Dr. Safwat Marzouk is Associate Professor of Old Testament/Hebrew Bible at Anabaptist Mennonite Biblical Seminary. Dr. Marzouk grew up in the midst of interfaith dialogue among Christians, Jews and Muslims influences daily life. As a Christian in Egypt, he focused on studying the Old Testament to better understand God’s vision of shalom. An ordained member of The Synod of the Nile (a counterpart to the Presbyterian Church), Safwat was a pastor in Egypt while completing a doctoral program at Princeton Theological Seminary. His studies concluded with his dissertation, “Not a Lion, but a Dragon”: The Monstrification of Egypt in the Book of Ezekiel. He was a teaching fellow at Princeton and has been an adjunct professor at Saint Joseph’s University, Philadelphia, Pennsylvania. His love of teaching, his pastoral heart and scholarly curiosity foster classroom discussions that bring compelling insights to ancient texts.
Ted & Company TheaterWorks
Led by veteran actor Ted Swartz, Ted & Company TheaterWorks uses humor and professional storytelling to talk about issues of faith and social justice through live shows, DVDs, digital videos, scripts, discussion guides, and more. This team of dynamic actors and musicians are passionate about creating art that provokes both laughter and reflection, as all good comedy does.
Ted Swartz is a playwright and actor who has been mucking around in the worlds of the sacred and profane for over 20 years. Ted fell in love with acting and theater on his way to a traditional pastorate in the Mennonite church, a denomination not usually thought of as a hotbed of theatrical opportunities.
Ted’s love of acting, comedy, and collaboration with creative partner Lee Eshleman took him to performances in 45 states in the U.S., Canada, as well as in Kenya and Japan. Ted & Lee became known for a quirky and gently askew view of life, building a loyal following. Despite the tragic loss of Lee in 2007, Ted continued to explore the intersection of comedy and faith, grief and loss deepening that exploration.

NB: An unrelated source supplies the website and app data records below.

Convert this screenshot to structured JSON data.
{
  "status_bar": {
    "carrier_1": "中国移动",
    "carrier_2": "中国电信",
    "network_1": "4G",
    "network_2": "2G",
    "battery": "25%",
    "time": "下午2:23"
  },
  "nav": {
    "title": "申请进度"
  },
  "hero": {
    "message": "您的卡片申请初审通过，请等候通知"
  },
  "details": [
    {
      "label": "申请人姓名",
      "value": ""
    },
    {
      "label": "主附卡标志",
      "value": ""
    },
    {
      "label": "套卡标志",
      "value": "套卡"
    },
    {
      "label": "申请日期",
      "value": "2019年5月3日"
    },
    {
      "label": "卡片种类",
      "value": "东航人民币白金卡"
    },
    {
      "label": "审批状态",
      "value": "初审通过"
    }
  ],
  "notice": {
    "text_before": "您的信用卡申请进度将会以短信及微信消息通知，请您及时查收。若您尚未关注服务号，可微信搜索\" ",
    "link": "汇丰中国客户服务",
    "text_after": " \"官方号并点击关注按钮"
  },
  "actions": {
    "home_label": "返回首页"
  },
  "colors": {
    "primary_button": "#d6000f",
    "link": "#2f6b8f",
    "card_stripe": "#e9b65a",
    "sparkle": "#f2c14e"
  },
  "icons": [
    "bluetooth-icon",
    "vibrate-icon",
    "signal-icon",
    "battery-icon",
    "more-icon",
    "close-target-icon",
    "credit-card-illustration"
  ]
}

He is the creator or co-creator of over a dozen plays and continues to write and to perform across the US and abroad. In addition to acting in solo and multiple cast original shows, Ted is an accomplished speaker and teacher, melding theater and comedy with issues of creativity, theology and faith in a profound and engaging presentation.